Add the secret to .drone.yml to the respective build step. That provides the environment variable MY_SECRET_KEY to be picked up by the commands running in this step.

  - name: Deploy container
        from_secret: my_secret_key

Add the secret in docker-compose as a build argument

Instead of providing only the build context, provide the arguments as well.

Change the line:

    build: .


       context: .
        - MY_SECRET_KEY=${MY_SECRET_KEY:?err}

This will add the --build-arg flag to the docker build command. The :?err makes the build fail if the environment variable is missing as a safety net.

Use the secret in the Dockerfile

Then you can add the argument in the Dockerfile by adding this line:

ARG MY_SECRET_KEY=insecuredefault

MY_SECRET_KEY is considered as a environment variable for the image build and therefore can be used with $MY_SECRET_KEY.

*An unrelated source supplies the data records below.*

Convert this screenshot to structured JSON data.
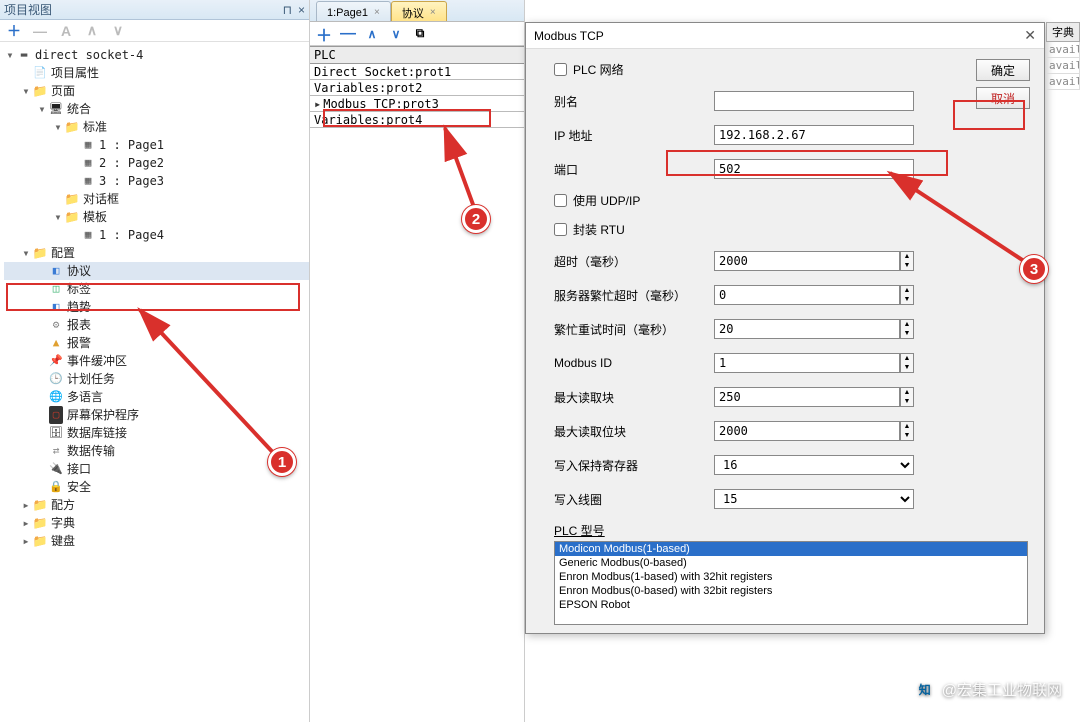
{
  "left": {
    "title": "项目视图",
    "pin": "⊓",
    "close": "×",
    "toolbar": {
      "add": "＋",
      "remove": "—",
      "t3": "A",
      "up": "∧",
      "down": "∨"
    },
    "tree": [
      {
        "lvl": 0,
        "tw": "▾",
        "ic": "minus",
        "label": "direct socket-4",
        "int": true
      },
      {
        "lvl": 1,
        "tw": "",
        "ic": "prop",
        "label": "项目属性",
        "int": true
      },
      {
        "lvl": 1,
        "tw": "▾",
        "ic": "folder",
        "label": "页面",
        "int": true
      },
      {
        "lvl": 2,
        "tw": "▾",
        "ic": "integrate",
        "label": "统合",
        "int": true
      },
      {
        "lvl": 3,
        "tw": "▾",
        "ic": "folder",
        "label": "标准",
        "int": true
      },
      {
        "lvl": 4,
        "tw": "",
        "ic": "page",
        "label": "1 : Page1",
        "int": true
      },
      {
        "lvl": 4,
        "tw": "",
        "ic": "page",
        "label": "2 : Page2",
        "int": true
      },
      {
        "lvl": 4,
        "tw": "",
        "ic": "page",
        "label": "3 : Page3",
        "int": true
      },
      {
        "lvl": 3,
        "tw": "",
        "ic": "folder",
        "label": "对话框",
        "int": true
      },
      {
        "lvl": 3,
        "tw": "▾",
        "ic": "folder",
        "label": "模板",
        "int": true
      },
      {
        "lvl": 4,
        "tw": "",
        "ic": "page",
        "label": "1 : Page4",
        "int": true
      },
      {
        "lvl": 1,
        "tw": "▾",
        "ic": "folder",
        "label": "配置",
        "int": true
      },
      {
        "lvl": 2,
        "tw": "",
        "ic": "blue",
        "label": "协议",
        "int": true,
        "selected": true
      },
      {
        "lvl": 2,
        "tw": "",
        "ic": "green",
        "label": "标签",
        "int": true
      },
      {
        "lvl": 2,
        "tw": "",
        "ic": "blue",
        "label": "趋势",
        "int": true
      },
      {
        "lvl": 2,
        "tw": "",
        "ic": "gear",
        "label": "报表",
        "int": true
      },
      {
        "lvl": 2,
        "tw": "",
        "ic": "yellow",
        "label": "报警",
        "int": true
      },
      {
        "lvl": 2,
        "tw": "",
        "ic": "pin",
        "label": "事件缓冲区",
        "int": true
      },
      {
        "lvl": 2,
        "tw": "",
        "ic": "clock",
        "label": "计划任务",
        "int": true
      },
      {
        "lvl": 2,
        "tw": "",
        "ic": "globe",
        "label": "多语言",
        "int": true
      },
      {
        "lvl": 2,
        "tw": "",
        "ic": "screen",
        "label": "屏幕保护程序",
        "int": true
      },
      {
        "lvl": 2,
        "tw": "",
        "ic": "db",
        "label": "数据库链接",
        "int": true
      },
      {
        "lvl": 2,
        "tw": "",
        "ic": "xfer",
        "label": "数据传输",
        "int": true
      },
      {
        "lvl": 2,
        "tw": "",
        "ic": "plug",
        "label": "接口",
        "int": true
      },
      {
        "lvl": 2,
        "tw": "",
        "ic": "lock",
        "label": "安全",
        "int": true
      },
      {
        "lvl": 1,
        "tw": "▸",
        "ic": "folder",
        "label": "配方",
        "int": true
      },
      {
        "lvl": 1,
        "tw": "▸",
        "ic": "folder",
        "label": "字典",
        "int": true
      },
      {
        "lvl": 1,
        "tw": "▸",
        "ic": "folder",
        "label": "键盘",
        "int": true
      }
    ]
  },
  "mid": {
    "tabs": [
      {
        "label": "1:Page1",
        "active": false
      },
      {
        "label": "协议",
        "active": true
      }
    ],
    "tab_close": "×",
    "toolbar": {
      "add": "＋",
      "remove": "—",
      "up": "∧",
      "down": "∨",
      "icon": "⧉"
    },
    "plc_header": "PLC",
    "plc_rows": [
      {
        "label": "Direct Socket:prot1",
        "sel": false
      },
      {
        "label": "Variables:prot2",
        "sel": false
      },
      {
        "label": "Modbus TCP:prot3",
        "sel": true
      },
      {
        "label": "Variables:prot4",
        "sel": false
      }
    ]
  },
  "dialog": {
    "title": "Modbus TCP",
    "close": "✕",
    "buttons": {
      "ok": "确定",
      "cancel": "取消"
    },
    "check_plcnet": "PLC 网络",
    "alias_label": "别名",
    "alias_value": "",
    "ip_label": "IP 地址",
    "ip_value": "192.168.2.67",
    "port_label": "端口",
    "port_value": "502",
    "check_udp": "使用 UDP/IP",
    "check_rtu": "封装 RTU",
    "timeout_label": "超时（毫秒）",
    "timeout_value": "2000",
    "busy_label": "服务器繁忙超时（毫秒）",
    "busy_value": "0",
    "retry_label": "繁忙重试时间（毫秒）",
    "retry_value": "20",
    "mid_label": "Modbus ID",
    "mid_value": "1",
    "maxread_label": "最大读取块",
    "maxread_value": "250",
    "maxreadbit_label": "最大读取位块",
    "maxreadbit_value": "2000",
    "hold_label": "写入保持寄存器",
    "hold_value": "16",
    "coil_label": "写入线圈",
    "coil_value": "15",
    "plc_model_label": "PLC 型号",
    "plc_model_opts": [
      {
        "label": "Modicon Modbus(1-based)",
        "sel": true
      },
      {
        "label": "Generic Modbus(0-based)",
        "sel": false
      },
      {
        "label": "Enron Modbus(1-based) with 32hit registers",
        "sel": false
      },
      {
        "label": "Enron Modbus(0-based) with 32bit registers",
        "sel": false
      },
      {
        "label": "EPSON Robot",
        "sel": false
      }
    ]
  },
  "right": {
    "header": "字典",
    "cells": [
      "avail",
      "avail",
      "avail"
    ]
  },
  "badges": {
    "b1": "1",
    "b2": "2",
    "b3": "3"
  },
  "watermark": {
    "logo": "知",
    "text": "@宏集工业物联网"
  }
}
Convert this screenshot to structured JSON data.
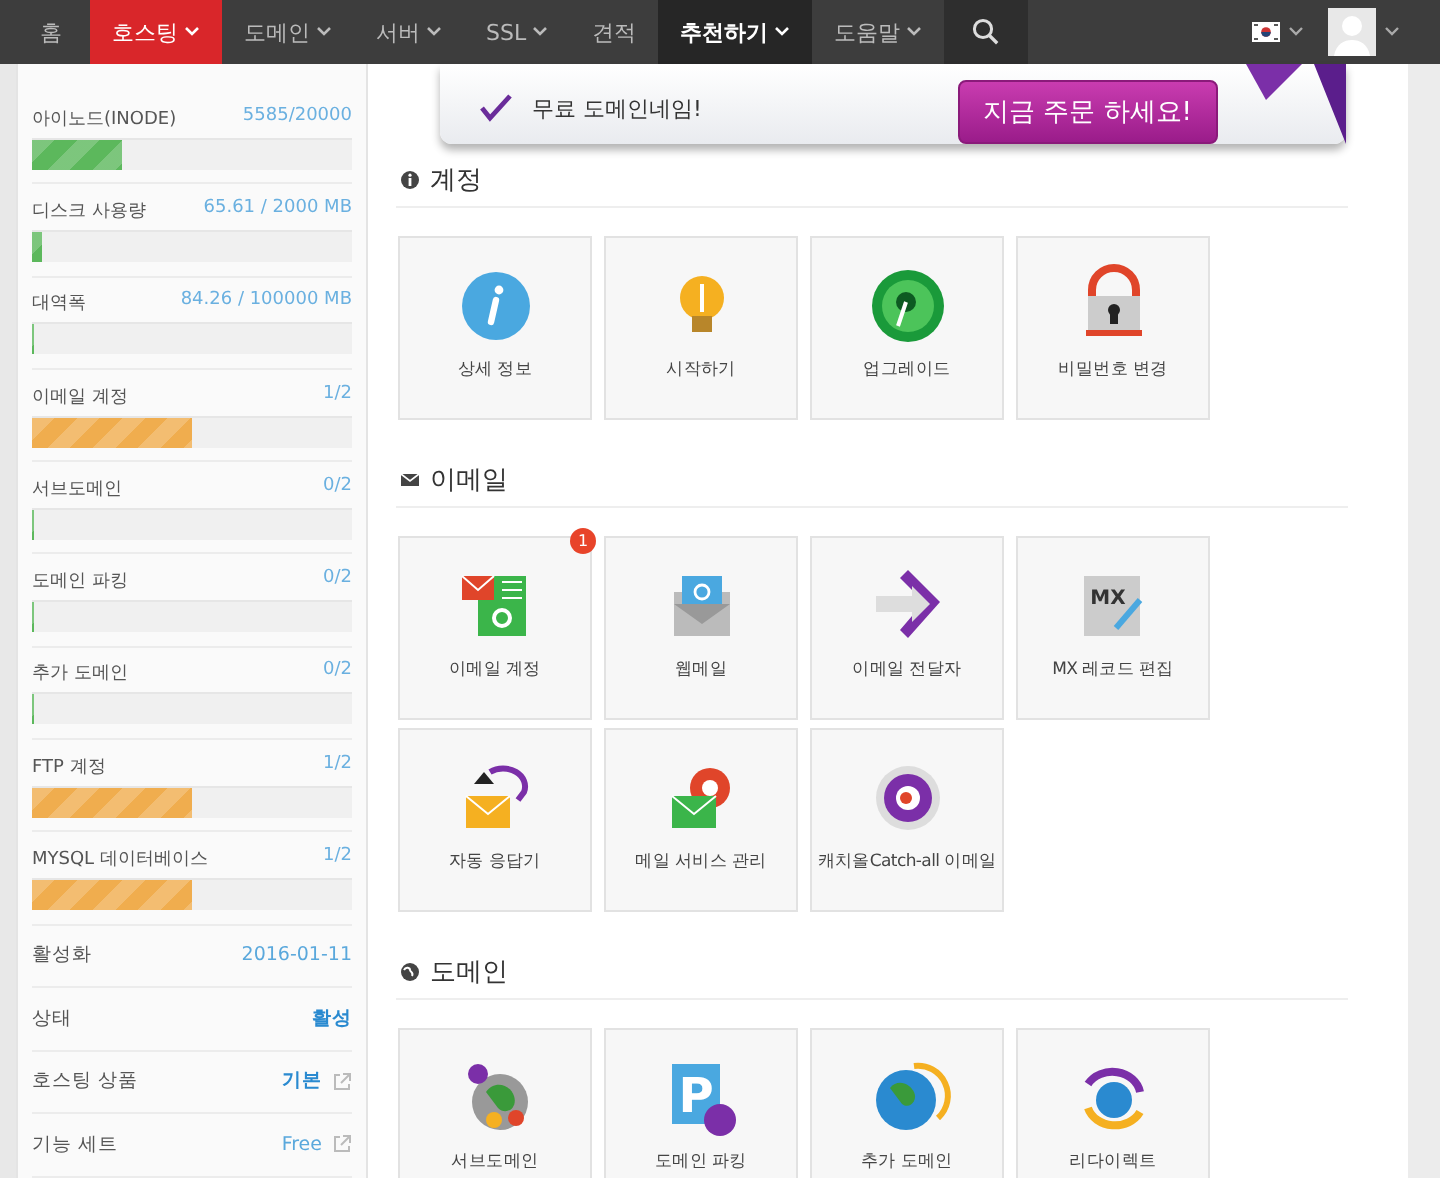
{
  "nav": {
    "items": [
      {
        "label": "홈",
        "selected": false,
        "caret": false,
        "highlighted": false
      },
      {
        "label": "호스팅",
        "selected": true,
        "caret": true,
        "highlighted": false
      },
      {
        "label": "도메인",
        "selected": false,
        "caret": true,
        "highlighted": false
      },
      {
        "label": "서버",
        "selected": false,
        "caret": true,
        "highlighted": false
      },
      {
        "label": "SSL",
        "selected": false,
        "caret": true,
        "highlighted": false
      },
      {
        "label": "견적",
        "selected": false,
        "caret": false,
        "highlighted": false
      },
      {
        "label": "추천하기",
        "selected": false,
        "caret": true,
        "highlighted": true
      },
      {
        "label": "도움말",
        "selected": false,
        "caret": true,
        "highlighted": false
      }
    ]
  },
  "sidebar": {
    "usage": [
      {
        "label": "아이노드(INODE)",
        "value": "5585/20000",
        "level": 0.28,
        "color": "#5cb85c"
      },
      {
        "label": "디스크 사용량",
        "value": "65.61 / 2000 MB",
        "level": 0.033,
        "color": "#5cb85c"
      },
      {
        "label": "대역폭",
        "value": "84.26 / 100000 MB",
        "level": 0.0
      },
      {
        "label": "이메일 계정",
        "value": "1/2",
        "level": 0.5,
        "color": "#f0ad4e"
      },
      {
        "label": "서브도메인",
        "value": "0/2",
        "level": 0.0
      },
      {
        "label": "도메인 파킹",
        "value": "0/2",
        "level": 0.0
      },
      {
        "label": "추가 도메인",
        "value": "0/2",
        "level": 0.0
      },
      {
        "label": "FTP 계정",
        "value": "1/2",
        "level": 0.5,
        "color": "#f0ad4e"
      },
      {
        "label": "MYSQL 데이터베이스",
        "value": "1/2",
        "level": 0.5,
        "color": "#f0ad4e"
      }
    ],
    "info": [
      {
        "label": "활성화",
        "value": "2016-01-11",
        "bold": false,
        "link": false
      },
      {
        "label": "상태",
        "value": "활성",
        "bold": true,
        "link": false
      },
      {
        "label": "호스팅 상품",
        "value": "기본",
        "bold": true,
        "link": true
      },
      {
        "label": "기능 세트",
        "value": "Free",
        "bold": false,
        "link": true
      }
    ]
  },
  "banner": {
    "feature": "무료 도메인네임!",
    "button": "지금 주문 하세요!"
  },
  "sections": [
    {
      "title": "계정",
      "tiles": [
        {
          "label": "상세 정보"
        },
        {
          "label": "시작하기"
        },
        {
          "label": "업그레이드"
        },
        {
          "label": "비밀번호 변경"
        }
      ]
    },
    {
      "title": "이메일",
      "tiles": [
        {
          "label": "이메일 계정",
          "badge": "1"
        },
        {
          "label": "웹메일"
        },
        {
          "label": "이메일 전달자"
        },
        {
          "label": "MX 레코드 편집",
          "icon_text": "MX"
        },
        {
          "label": "자동 응답기"
        },
        {
          "label": "메일 서비스 관리"
        },
        {
          "label": "캐치올Catch-all 이메일"
        }
      ]
    },
    {
      "title": "도메인",
      "tiles": [
        {
          "label": "서브도메인"
        },
        {
          "label": "도메인 파킹",
          "icon_text": "P"
        },
        {
          "label": "추가 도메인"
        },
        {
          "label": "리다이렉트"
        }
      ]
    }
  ]
}
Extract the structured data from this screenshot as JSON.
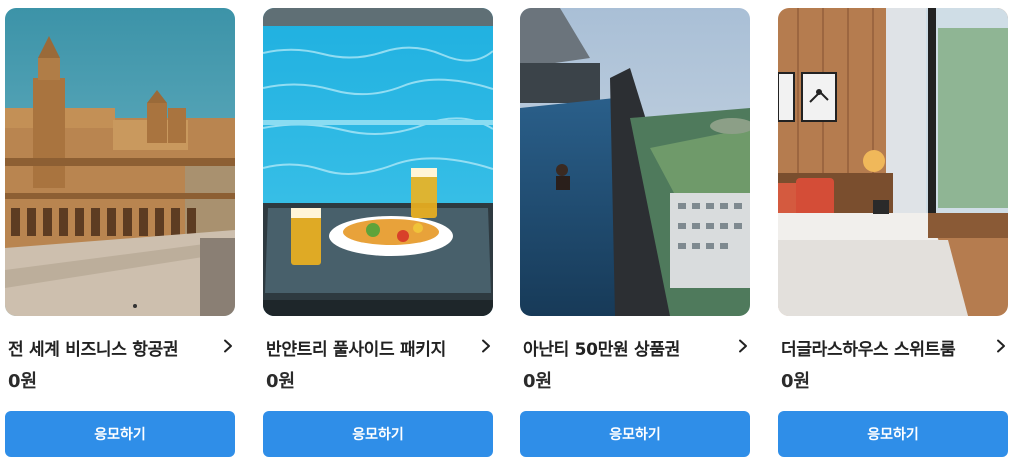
{
  "products": [
    {
      "title": "전 세계 비즈니스 항공권",
      "price": "0원",
      "button_label": "응모하기",
      "image": "seville-plaza-photo"
    },
    {
      "title": "반얀트리 풀사이드 패키지",
      "price": "0원",
      "button_label": "응모하기",
      "image": "poolside-meal-photo"
    },
    {
      "title": "아난티 50만원 상품권",
      "price": "0원",
      "button_label": "응모하기",
      "image": "infinity-pool-photo"
    },
    {
      "title": "더글라스하우스 스위트룸",
      "price": "0원",
      "button_label": "응모하기",
      "image": "suite-bedroom-photo"
    }
  ],
  "icons": {
    "detail": "chevron-right-icon"
  },
  "colors": {
    "button": "#2f8ee8",
    "button_text": "#ffffff",
    "title_text": "#222222"
  }
}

Note: This environment variable will not exist in the image, it's only available during the build. If the secret shall be available as a environment variable inside the running container, do this in docker-compose.yml:


How to use LDAP

If you want your container to authenticate users via the FSFE's LDAP, e.g. against a LDAP group, we usually use the groupsreader account in LDAP that has the permissions to also fetch the group memberships of a user.

To establish an encrypted connection with the LDAP server within a Docker container, you will just have to set the IP as the LDAP server without any encryption. All traffic will be encrypted via innernet.

Examples for Docker containers and VMs using LDAP can be found with the ldap keyword in Git.


In order to monitor whether the address is available, add the virtual host in the Icinga2 configuration.

Dependency Management

We offer a bot keeping track of dependencies for you in Docker, docker-compose and Drone files: renovate. This is highly recommended!

To activate it for your repo, just add the topic renovate on your repo. It will get a pull request within a day asking you to configure it which you can just merge. Then, once a day, your repo will be checked for updates.

TechDocs/TechnicalProcesses/DockerDeployment (last edited 2023-01-18 13:17:31 by tobiasd)